In today’s report the National Audit Office (NAO) draws on the breadth of its work on EU Exit to share its perspectives on what government can learn from this experience. The learning is relevant to the ongoing work to prepare for the end of the transition period and for other cross-government challenges, such as the response to COVID-19 and moving to a net zero carbon economy.
When the UK voted to leave the EU in 2016, it created an unprecedented challenge for government. Departments had to formulate new policies, procure goods and services, design and implement new systems and engage stakeholders. Departments also had to plan for multiple potential outcomes and respond to changing deadlines. The scale of resources devoted to the work was significant. Departments spent more than £4.4 billion on preparations between 2016 and 31 January 2020. Ahead of the then 31 October 2019 deadline, more than 22,000 civil servants were involved in EU Exit.
Government still has a lot to do to manage the end of the transition period, particularly on preparations for the border. It is now also responding to the demands of a global pandemic, which like EU Exit requires a fast-paced response, coordinated action and effective external transparency and communication.
Today’s report from the NAO highlights nine insights which fall into four key areas: planning, oversight, collaboration and financial management.

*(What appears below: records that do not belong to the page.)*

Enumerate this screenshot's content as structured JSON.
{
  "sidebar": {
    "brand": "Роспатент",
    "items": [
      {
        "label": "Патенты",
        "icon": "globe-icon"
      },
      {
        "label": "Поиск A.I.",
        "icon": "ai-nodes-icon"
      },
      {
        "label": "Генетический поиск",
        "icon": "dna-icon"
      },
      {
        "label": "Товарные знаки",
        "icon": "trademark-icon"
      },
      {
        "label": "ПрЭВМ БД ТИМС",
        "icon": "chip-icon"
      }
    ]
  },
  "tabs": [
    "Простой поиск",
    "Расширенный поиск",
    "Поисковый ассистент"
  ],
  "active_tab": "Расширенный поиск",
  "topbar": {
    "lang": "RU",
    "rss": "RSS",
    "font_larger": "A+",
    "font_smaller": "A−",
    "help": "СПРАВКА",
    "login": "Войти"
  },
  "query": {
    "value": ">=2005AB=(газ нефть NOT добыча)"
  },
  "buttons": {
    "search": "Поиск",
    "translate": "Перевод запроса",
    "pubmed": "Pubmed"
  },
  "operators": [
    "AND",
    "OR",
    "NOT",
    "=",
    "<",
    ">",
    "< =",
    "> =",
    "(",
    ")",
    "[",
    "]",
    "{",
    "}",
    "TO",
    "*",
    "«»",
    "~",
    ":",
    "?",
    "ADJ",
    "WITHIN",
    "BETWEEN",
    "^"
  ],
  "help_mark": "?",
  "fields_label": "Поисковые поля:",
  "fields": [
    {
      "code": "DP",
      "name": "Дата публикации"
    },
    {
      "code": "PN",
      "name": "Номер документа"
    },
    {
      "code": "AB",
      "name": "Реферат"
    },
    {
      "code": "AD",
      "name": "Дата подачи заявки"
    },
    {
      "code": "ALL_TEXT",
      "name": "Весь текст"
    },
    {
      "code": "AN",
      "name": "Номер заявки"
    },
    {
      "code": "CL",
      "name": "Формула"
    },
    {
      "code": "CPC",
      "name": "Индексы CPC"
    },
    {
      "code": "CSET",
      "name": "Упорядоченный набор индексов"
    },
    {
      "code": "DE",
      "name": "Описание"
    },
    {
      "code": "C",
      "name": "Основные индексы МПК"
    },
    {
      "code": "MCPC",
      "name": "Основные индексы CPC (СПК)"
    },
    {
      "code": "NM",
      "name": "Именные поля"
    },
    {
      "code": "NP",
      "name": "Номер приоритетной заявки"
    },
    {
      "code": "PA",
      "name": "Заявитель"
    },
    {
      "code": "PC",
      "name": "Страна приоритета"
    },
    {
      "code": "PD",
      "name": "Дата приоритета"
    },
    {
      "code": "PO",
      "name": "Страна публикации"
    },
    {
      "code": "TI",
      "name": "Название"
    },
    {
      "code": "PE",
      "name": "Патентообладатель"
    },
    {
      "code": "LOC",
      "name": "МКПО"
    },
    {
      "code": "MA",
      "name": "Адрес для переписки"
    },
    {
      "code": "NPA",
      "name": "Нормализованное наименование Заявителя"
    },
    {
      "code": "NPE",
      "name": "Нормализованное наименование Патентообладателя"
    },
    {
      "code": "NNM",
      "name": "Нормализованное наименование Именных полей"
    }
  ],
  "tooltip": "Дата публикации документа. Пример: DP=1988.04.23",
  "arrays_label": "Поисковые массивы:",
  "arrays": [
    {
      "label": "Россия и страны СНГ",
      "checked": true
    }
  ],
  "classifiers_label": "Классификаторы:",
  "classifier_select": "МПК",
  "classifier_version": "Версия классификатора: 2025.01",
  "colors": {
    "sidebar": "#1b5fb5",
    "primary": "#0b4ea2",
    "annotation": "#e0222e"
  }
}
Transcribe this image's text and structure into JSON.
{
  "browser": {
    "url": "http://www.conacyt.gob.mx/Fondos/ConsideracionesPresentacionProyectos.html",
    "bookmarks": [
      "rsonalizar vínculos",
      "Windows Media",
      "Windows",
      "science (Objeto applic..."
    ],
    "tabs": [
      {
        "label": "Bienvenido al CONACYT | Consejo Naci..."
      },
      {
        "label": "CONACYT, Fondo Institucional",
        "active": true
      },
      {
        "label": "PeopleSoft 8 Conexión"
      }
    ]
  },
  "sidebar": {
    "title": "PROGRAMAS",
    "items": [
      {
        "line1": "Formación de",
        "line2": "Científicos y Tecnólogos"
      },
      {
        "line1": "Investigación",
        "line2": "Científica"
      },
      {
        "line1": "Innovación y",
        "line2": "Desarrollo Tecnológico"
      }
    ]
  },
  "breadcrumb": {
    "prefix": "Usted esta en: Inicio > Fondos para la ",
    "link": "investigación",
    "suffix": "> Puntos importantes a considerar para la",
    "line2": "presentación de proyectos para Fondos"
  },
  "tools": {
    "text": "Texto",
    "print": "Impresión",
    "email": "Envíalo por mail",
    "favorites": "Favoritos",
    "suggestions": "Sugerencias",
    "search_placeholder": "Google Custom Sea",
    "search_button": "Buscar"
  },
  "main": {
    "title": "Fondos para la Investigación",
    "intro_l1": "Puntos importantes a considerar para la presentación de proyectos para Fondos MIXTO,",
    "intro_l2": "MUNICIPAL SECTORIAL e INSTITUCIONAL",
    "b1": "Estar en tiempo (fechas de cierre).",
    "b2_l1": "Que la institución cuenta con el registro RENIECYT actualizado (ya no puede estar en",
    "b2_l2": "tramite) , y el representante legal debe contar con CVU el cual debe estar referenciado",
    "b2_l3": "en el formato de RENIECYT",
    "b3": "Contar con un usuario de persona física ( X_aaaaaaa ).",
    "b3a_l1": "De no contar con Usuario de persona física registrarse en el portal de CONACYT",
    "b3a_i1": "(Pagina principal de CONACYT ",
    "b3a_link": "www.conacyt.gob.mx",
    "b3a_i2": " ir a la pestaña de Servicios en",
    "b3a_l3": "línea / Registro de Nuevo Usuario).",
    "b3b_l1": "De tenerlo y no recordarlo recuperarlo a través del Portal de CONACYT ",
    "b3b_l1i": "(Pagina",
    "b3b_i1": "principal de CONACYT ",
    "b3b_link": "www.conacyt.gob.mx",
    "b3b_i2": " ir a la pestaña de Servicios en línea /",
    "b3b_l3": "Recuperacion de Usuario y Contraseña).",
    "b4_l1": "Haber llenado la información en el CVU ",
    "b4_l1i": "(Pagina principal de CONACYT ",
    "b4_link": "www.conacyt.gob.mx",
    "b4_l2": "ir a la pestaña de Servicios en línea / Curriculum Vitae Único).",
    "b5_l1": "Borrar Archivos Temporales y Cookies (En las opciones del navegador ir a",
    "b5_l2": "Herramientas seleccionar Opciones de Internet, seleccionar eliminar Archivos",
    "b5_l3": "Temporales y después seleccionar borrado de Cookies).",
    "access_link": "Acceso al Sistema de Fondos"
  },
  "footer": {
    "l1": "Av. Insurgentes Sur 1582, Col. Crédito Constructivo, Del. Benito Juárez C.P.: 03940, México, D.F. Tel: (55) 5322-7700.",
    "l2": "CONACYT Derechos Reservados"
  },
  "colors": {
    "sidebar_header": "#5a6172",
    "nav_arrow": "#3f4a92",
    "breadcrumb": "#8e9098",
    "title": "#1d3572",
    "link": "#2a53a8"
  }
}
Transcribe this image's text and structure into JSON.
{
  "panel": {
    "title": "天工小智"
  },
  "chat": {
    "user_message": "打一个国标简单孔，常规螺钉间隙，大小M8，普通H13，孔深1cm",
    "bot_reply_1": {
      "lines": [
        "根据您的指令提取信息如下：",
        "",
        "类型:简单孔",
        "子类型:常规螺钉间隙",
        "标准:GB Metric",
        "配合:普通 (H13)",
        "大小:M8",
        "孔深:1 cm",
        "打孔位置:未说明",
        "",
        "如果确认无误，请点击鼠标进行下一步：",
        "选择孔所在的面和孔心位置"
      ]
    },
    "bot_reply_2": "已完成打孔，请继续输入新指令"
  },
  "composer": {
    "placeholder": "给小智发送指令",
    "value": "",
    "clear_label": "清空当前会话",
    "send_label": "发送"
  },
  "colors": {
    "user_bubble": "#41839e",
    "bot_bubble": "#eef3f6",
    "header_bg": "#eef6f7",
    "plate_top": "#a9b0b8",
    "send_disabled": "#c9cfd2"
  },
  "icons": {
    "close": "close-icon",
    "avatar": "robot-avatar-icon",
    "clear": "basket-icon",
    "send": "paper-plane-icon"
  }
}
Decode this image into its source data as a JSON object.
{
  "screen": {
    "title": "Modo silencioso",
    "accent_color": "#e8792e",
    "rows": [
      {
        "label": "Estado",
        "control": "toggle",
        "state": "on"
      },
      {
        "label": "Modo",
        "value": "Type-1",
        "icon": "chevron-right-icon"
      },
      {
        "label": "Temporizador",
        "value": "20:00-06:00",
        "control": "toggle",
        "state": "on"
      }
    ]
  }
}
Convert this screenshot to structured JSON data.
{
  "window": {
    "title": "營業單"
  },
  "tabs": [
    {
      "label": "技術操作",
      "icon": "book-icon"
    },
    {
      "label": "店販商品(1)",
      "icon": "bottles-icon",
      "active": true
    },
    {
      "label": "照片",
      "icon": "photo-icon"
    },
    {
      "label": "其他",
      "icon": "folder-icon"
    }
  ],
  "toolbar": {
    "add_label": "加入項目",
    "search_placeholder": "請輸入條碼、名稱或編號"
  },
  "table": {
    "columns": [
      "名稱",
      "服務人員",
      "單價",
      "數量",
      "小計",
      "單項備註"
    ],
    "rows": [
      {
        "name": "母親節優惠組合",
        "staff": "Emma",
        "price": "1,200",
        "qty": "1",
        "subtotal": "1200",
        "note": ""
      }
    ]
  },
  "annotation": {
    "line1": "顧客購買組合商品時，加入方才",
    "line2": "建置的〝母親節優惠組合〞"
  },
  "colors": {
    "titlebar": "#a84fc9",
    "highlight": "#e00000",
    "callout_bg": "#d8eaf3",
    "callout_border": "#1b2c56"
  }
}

The key points include:
- The need for government to improve how it deals with uncertainty by planning for scenarios which will have a significant impact and could reasonably occur, even if some of these may not be the desired outcome.
- The importance of government developing clear structures for quick decision-making and clear accountability. It should also draw on expertise in implementation from the start as a routine part of policy development, to build a realistic understanding of the scale and complexity of the task.
- The need to engage early with partners, stakeholders, businesses and individuals to understand and communicate what is required of them.
- The importance of strong financial management and the need to track spending from the outset.
“Preparing for EU Exit continues to be a highly complex and challenging task for government and stakeholders. Our work draws out the learning from government’s experience to help it improve its approach, by planning for multiple outcomes ahead of time, ensuring clear oversight structures, collaborating more effectively, and ensuring strong financial management is built in from the start.
“Government can draw on this learning in preparing for the end of the transition period and beyond, and in managing other cross-government challenges including its response to COVID-19 and net zero.”
Gareth Davies, the head of the NAO